  • 82.

    Price, A. L. et al. Principal components analysis corrects for stratification in genome-wide association studies. Nat. Genet. 38, 904–909 (2006).

    CAS 
    PubMed 
    Article 
    PubMed Central 

    Google Scholar
     

  • 83.

    Galinsky, K. J. et al. Fast principal-component analysis reveals convergent evolution of ADH1B in Europe and East Asia. Am. J. Hum. Genet. 98, 456–472 (2016).

    CAS 
    PubMed 
    PubMed Central 
    Article 

    Google Scholar
     

  • 84.

    Willer, C. J., Li, Y. & Abecasis, G. R. METAL: fast and efficient meta-analysis of genomewide association scans. Bioinformatics 26, 2190–2191 (2010).

    CAS 
    PubMed 
    PubMed Central 
    Article 

    Google Scholar
     

  • 85.

    Yang, J., Lee, S. H., Goddard, M. E. & Visscher, P. M. GCTA: a tool for genome-wide complex trait analysis. Am. J. Hum. Genet. 88, 76–−82 (2011).

    CAS 
    PubMed 
    PubMed Central 
    Article 

    Google Scholar
     

  • 86.

    GTEx Consortium. The Genotype-Tissue Expression (GTEx) project. Nat. Genet. 45, 580–585 (2013).

    Article 
    CAS 

    Google Scholar
     

  • 87.

    Gamazon, E. R. et al. A gene-based association method for mapping traits using reference transcriptome data. Nat. Genet. 47, 1091–1098 (2015).

    CAS 
    PubMed 
    PubMed Central 
    Article 

    Google Scholar
     

  • 88.

    The 1000 Genomes Project Consortium. A global reference for human genetic variation. Nature 526, 68–74 (2015).

    Article 
    CAS 

    Google Scholar
     

  • 89.

    Hubel, C. et al. Genomics of body fat percentage may contribute to sex bias in anorexia nervosa. Am. J. Med. Genet.
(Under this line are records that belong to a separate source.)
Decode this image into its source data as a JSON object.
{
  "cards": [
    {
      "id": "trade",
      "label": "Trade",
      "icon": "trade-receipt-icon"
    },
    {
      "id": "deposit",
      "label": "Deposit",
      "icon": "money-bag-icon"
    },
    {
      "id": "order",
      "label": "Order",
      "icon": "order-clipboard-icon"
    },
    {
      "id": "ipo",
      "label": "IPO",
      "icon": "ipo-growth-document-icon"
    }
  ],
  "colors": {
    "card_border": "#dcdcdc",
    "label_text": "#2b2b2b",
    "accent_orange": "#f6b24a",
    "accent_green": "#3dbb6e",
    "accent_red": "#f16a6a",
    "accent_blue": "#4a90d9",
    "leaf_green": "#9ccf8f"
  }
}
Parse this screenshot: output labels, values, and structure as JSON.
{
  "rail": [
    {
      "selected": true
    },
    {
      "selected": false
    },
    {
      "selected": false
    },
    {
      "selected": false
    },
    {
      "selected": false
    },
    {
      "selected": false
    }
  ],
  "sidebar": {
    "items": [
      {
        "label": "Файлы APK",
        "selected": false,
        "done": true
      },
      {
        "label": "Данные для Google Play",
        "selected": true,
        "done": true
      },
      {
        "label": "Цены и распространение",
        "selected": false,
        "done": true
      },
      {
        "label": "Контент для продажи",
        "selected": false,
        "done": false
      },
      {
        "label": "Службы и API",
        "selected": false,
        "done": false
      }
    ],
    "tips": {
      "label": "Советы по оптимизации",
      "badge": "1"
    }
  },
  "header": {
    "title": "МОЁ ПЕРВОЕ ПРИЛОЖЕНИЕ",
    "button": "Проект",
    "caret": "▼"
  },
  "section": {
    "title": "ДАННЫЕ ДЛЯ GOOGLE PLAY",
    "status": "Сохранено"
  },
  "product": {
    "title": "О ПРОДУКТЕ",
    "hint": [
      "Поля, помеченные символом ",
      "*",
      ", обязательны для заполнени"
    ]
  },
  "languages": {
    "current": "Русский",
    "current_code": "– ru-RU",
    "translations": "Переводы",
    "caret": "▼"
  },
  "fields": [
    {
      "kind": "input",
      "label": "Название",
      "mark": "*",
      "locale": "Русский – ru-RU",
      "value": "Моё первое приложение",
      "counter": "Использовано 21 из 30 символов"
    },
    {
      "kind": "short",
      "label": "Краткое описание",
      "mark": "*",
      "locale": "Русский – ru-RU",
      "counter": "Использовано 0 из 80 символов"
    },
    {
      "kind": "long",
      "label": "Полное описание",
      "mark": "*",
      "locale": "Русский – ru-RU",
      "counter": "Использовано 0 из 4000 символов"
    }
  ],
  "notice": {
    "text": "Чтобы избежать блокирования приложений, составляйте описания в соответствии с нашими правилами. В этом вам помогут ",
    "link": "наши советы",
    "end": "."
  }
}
Part B 180, 428–438 (2019).

    PubMed 
    Article 
    CAS 

    Google Scholar
     

  • 90.

    Lee, S. H., Goddard, M. E., Wray, N. R. & Visscher, P. M. A better coefficient of determination for genetic profile analysis. Genet. Epidemiol. 36, 214–224 (2012).

    PubMed 
    Article 
    PubMed Central 

    Google Scholar
     

  • Source link

    LEAVE A REPLY

    Please enter your comment!
    Please enter your name here